== EXERCISE OBJECTIVE ==
All of the entries need to be repeated exactly. Leave nothing out.

== EXTRACTED INFORMATION ==
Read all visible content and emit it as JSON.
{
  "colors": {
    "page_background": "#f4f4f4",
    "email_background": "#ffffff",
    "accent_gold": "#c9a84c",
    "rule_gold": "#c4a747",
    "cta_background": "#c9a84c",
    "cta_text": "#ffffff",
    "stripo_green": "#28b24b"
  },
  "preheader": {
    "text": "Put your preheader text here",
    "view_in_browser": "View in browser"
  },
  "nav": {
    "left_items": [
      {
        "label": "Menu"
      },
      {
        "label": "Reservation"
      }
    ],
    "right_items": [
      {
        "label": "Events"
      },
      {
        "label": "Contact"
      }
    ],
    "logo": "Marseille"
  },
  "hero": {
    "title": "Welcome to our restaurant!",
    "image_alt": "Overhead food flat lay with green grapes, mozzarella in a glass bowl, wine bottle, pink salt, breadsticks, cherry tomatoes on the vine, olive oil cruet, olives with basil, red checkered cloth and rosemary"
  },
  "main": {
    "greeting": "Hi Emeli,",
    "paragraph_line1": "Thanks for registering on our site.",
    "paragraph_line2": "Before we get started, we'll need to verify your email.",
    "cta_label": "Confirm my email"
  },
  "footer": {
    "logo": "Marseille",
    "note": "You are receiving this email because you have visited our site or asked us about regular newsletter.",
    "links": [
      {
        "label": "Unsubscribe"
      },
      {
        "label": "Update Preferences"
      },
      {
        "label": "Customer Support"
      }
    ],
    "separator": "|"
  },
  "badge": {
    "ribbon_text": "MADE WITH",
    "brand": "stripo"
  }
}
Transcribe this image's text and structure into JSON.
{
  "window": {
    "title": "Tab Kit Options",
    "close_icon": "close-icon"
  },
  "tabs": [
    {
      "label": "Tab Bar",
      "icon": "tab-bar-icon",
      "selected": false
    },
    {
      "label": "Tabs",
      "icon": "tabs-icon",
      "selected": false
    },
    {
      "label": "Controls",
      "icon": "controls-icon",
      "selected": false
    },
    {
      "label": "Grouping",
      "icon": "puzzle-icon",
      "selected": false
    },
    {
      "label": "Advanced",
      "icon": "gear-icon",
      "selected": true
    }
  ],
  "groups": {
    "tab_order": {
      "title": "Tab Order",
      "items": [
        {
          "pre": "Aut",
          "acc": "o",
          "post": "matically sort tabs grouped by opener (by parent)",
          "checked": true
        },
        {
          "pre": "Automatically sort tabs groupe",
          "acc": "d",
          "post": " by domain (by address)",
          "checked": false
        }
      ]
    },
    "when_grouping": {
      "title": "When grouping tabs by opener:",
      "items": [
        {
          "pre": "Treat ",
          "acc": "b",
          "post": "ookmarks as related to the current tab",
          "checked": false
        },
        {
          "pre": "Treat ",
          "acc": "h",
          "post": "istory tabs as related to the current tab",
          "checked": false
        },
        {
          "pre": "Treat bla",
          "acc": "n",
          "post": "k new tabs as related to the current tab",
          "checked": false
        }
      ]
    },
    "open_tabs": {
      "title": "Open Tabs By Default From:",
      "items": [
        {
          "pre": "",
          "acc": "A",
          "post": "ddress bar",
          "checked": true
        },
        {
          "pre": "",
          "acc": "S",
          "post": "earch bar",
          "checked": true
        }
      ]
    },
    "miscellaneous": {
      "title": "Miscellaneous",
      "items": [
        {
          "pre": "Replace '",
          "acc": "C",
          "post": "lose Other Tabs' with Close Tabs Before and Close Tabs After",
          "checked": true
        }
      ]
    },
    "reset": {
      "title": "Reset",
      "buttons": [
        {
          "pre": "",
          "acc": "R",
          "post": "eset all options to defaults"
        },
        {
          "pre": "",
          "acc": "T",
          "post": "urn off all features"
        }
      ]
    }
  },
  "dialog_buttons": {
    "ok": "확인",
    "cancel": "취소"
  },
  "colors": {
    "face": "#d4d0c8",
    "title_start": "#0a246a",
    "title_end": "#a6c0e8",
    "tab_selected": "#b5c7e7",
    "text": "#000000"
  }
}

== ANSWER SECTION ==
Read all visible content and emit it as JSON.
{
  "colors": {
    "page_background": "#f4f4f4",
    "email_background": "#ffffff",
    "accent_gold": "#c9a84c",
    "rule_gold": "#c4a747",
    "cta_background": "#c9a84c",
    "cta_text": "#ffffff",
    "stripo_green": "#28b24b"
  },
  "preheader": {
    "text": "Put your preheader text here",
    "view_in_browser": "View in browser"
  },
  "nav": {
    "left_items": [
      {
        "label": "Menu"
      },
      {
        "label": "Reservation"
      }
    ],
    "right_items": [
      {
        "label": "Events"
      },
      {
        "label": "Contact"
      }
    ],
    "logo": "Marseille"
  },
  "hero": {
    "title": "Welcome to our restaurant!",
    "image_alt": "Overhead food flat lay with green grapes, mozzarella in a glass bowl, wine bottle, pink salt, breadsticks, cherry tomatoes on the vine, olive oil cruet, olives with basil, red checkered cloth and rosemary"
  },
  "main": {
    "greeting": "Hi Emeli,",
    "paragraph_line1": "Thanks for registering on our site.",
    "paragraph_line2": "Before we get started, we'll need to verify your email.",
    "cta_label": "Confirm my email"
  },
  "footer": {
    "logo": "Marseille",
    "note": "You are receiving this email because you have visited our site or asked us about regular newsletter.",
    "links": [
      {
        "label": "Unsubscribe"
      },
      {
        "label": "Update Preferences"
      },
      {
        "label": "Customer Support"
      }
    ],
    "separator": "|"
  },
  "badge": {
    "ribbon_text": "MADE WITH",
    "brand": "stripo"
  }
}
Transcribe this image's text and structure into JSON.
{
  "window": {
    "title": "Tab Kit Options",
    "close_icon": "close-icon"
  },
  "tabs": [
    {
      "label": "Tab Bar",
      "icon": "tab-bar-icon",
      "selected": false
    },
    {
      "label": "Tabs",
      "icon": "tabs-icon",
      "selected": false
    },
    {
      "label": "Controls",
      "icon": "controls-icon",
      "selected": false
    },
    {
      "label": "Grouping",
      "icon": "puzzle-icon",
      "selected": false
    },
    {
      "label": "Advanced",
      "icon": "gear-icon",
      "selected": true
    }
  ],
  "groups": {
    "tab_order": {
      "title": "Tab Order",
      "items": [
        {
          "pre": "Aut",
          "acc": "o",
          "post": "matically sort tabs grouped by opener (by parent)",
          "checked": true
        },
        {
          "pre": "Automatically sort tabs groupe",
          "acc": "d",
          "post": " by domain (by address)",
          "checked": false
        }
      ]
    },
    "when_grouping": {
      "title": "When grouping tabs by opener:",
      "items": [
        {
          "pre": "Treat ",
          "acc": "b",
          "post": "ookmarks as related to the current tab",
          "checked": false
        },
        {
          "pre": "Treat ",
          "acc": "h",
          "post": "istory tabs as related to the current tab",
          "checked": false
        },
        {
          "pre": "Treat bla",
          "acc": "n",
          "post": "k new tabs as related to the current tab",
          "checked": false
        }
      ]
    },
    "open_tabs": {
      "title": "Open Tabs By Default From:",
      "items": [
        {
          "pre": "",
          "acc": "A",
          "post": "ddress bar",
          "checked": true
        },
        {
          "pre": "",
          "acc": "S",
          "post": "earch bar",
          "checked": true
        }
      ]
    },
    "miscellaneous": {
      "title": "Miscellaneous",
      "items": [
        {
          "pre": "Replace '",
          "acc": "C",
          "post": "lose Other Tabs' with Close Tabs Before and Close Tabs After",
          "checked": true
        }
      ]
    },
    "reset": {
      "title": "Reset",
      "buttons": [
        {
          "pre": "",
          "acc": "R",
          "post": "eset all options to defaults"
        },
        {
          "pre": "",
          "acc": "T",
          "post": "urn off all features"
        }
      ]
    }
  },
  "dialog_buttons": {
    "ok": "확인",
    "cancel": "취소"
  },
  "colors": {
    "face": "#d4d0c8",
    "title_start": "#0a246a",
    "title_end": "#a6c0e8",
    "tab_selected": "#b5c7e7",
    "text": "#000000"
  }
}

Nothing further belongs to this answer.